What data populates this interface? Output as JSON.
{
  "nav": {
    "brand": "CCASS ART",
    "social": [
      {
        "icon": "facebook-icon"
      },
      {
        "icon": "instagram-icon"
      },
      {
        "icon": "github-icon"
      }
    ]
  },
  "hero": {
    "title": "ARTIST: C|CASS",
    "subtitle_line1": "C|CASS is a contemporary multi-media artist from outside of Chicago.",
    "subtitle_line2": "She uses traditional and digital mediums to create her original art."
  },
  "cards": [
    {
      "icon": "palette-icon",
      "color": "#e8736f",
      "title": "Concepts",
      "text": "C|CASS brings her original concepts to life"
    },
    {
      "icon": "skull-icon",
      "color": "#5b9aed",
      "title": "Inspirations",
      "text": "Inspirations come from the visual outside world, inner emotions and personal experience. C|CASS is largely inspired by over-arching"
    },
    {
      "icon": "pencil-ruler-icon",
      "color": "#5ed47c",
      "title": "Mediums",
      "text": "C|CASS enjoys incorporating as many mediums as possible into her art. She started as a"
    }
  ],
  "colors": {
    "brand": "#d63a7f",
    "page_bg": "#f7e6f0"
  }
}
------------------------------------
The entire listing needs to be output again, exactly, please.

> **EXPECTED OUTPUT**:
What data populates this interface? Output as JSON.
{
  "nav": {
    "brand": "CCASS ART",
    "social": [
      {
        "icon": "facebook-icon"
      },
      {
        "icon": "instagram-icon"
      },
      {
        "icon": "github-icon"
      }
    ]
  },
  "hero": {
    "title": "ARTIST: C|CASS",
    "subtitle_line1": "C|CASS is a contemporary multi-media artist from outside of Chicago.",
    "subtitle_line2": "She uses traditional and digital mediums to create her original art."
  },
  "cards": [
    {
      "icon": "palette-icon",
      "color": "#e8736f",
      "title": "Concepts",
      "text": "C|CASS brings her original concepts to life"
    },
    {
      "icon": "skull-icon",
      "color": "#5b9aed",
      "title": "Inspirations",
      "text": "Inspirations come from the visual outside world, inner emotions and personal experience. C|CASS is largely inspired by over-arching"
    },
    {
      "icon": "pencil-ruler-icon",
      "color": "#5ed47c",
      "title": "Mediums",
      "text": "C|CASS enjoys incorporating as many mediums as possible into her art. She started as a"
    }
  ],
  "colors": {
    "brand": "#d63a7f",
    "page_bg": "#f7e6f0"
  }
}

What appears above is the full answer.